A judge ruled last week that Verizon Wireless won’t be liable to pay public performance royalties when a ringtone is played in public.
The American Society of Composers, Authors and Publishers (ASCAP) had filed suit against Verizon Wireless, as well as similar charges against AT&T, contending that operators pay royalties every time a ringtone is played in a public place.
According to Judge Denise Cote, the ring itself does not qualify as a public performance under the Copyright Act. She said Verizon already pays a mechanical fee and makes money from selling the ringtones, not from having them played. Additionally, Cotes said that the customers themselves are not intending to make a profit on their ringtones.
“Despite the accusation that Verizon enjoys revenue from publicly played ringtones, Verizon makes no revenue from the playing of ringtones, in public or elsewhere,” Cote wrote. “It makes revenue from selling ringtones, and it already pays a mechanical licensing fee in connection with those sales.”

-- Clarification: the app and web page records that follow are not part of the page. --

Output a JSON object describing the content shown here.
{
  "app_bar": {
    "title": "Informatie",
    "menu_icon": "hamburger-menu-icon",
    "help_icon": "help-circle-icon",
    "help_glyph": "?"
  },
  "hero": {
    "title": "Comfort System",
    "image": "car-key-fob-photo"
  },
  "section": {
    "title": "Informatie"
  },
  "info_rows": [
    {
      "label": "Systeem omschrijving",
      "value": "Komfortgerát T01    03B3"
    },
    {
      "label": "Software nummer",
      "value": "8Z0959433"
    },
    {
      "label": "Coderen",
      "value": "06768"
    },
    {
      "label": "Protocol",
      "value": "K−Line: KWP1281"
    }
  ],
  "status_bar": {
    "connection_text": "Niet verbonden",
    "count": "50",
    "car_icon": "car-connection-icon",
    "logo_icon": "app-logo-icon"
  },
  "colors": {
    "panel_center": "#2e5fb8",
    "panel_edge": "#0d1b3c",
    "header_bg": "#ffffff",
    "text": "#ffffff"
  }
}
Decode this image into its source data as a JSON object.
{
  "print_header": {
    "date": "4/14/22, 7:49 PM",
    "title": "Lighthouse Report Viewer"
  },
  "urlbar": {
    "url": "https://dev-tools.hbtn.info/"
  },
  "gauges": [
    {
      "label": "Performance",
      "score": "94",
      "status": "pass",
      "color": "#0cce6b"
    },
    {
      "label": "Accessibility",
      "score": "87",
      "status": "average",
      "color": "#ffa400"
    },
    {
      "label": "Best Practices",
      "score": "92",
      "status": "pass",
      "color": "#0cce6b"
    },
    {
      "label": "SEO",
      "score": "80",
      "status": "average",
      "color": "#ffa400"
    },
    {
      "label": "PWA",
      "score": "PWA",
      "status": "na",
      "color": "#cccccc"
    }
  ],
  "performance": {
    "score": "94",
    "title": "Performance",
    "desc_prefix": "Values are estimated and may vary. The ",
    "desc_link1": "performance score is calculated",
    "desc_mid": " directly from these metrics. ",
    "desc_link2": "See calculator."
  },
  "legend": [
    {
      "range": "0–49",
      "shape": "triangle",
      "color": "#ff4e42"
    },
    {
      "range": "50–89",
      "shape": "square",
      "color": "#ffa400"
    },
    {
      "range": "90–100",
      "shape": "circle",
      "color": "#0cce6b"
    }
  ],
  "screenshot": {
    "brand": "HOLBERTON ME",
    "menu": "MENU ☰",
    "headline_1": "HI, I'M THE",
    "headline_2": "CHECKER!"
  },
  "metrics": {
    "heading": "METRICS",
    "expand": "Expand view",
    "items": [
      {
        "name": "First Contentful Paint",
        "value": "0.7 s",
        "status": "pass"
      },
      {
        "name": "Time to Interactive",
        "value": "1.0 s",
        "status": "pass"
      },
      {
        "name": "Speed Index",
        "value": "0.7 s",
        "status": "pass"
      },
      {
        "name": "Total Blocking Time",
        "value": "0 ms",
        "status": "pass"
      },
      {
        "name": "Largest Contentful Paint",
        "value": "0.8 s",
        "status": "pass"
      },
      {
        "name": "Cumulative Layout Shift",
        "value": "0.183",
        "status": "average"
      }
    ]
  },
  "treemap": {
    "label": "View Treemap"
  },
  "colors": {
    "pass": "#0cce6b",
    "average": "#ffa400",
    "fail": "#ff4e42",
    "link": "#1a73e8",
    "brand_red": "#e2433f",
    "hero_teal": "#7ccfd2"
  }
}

The Center for Democracy and Technology (CDT) applauded Cote’s ruling. In cooperation with the Electronic Frontier Foundation and Public Knowledge, CDT had filed an Amicus brief with the court back in July. In coverage of the ruling on its Web site, CDT said that the decision was a win for consumers.
“While ASCAP had made public statements that it would never go after individuals for copyright infringement, its demand for royalties from Verizon and AT&T implied that each customer was infringing copyright every time his or her phone rang, even using a ringtone that the user legally purchased,” wrote Andrew McDiarmid, policy analyst for the CDT, on the organization’s blog.
Filed Under: Industry regulations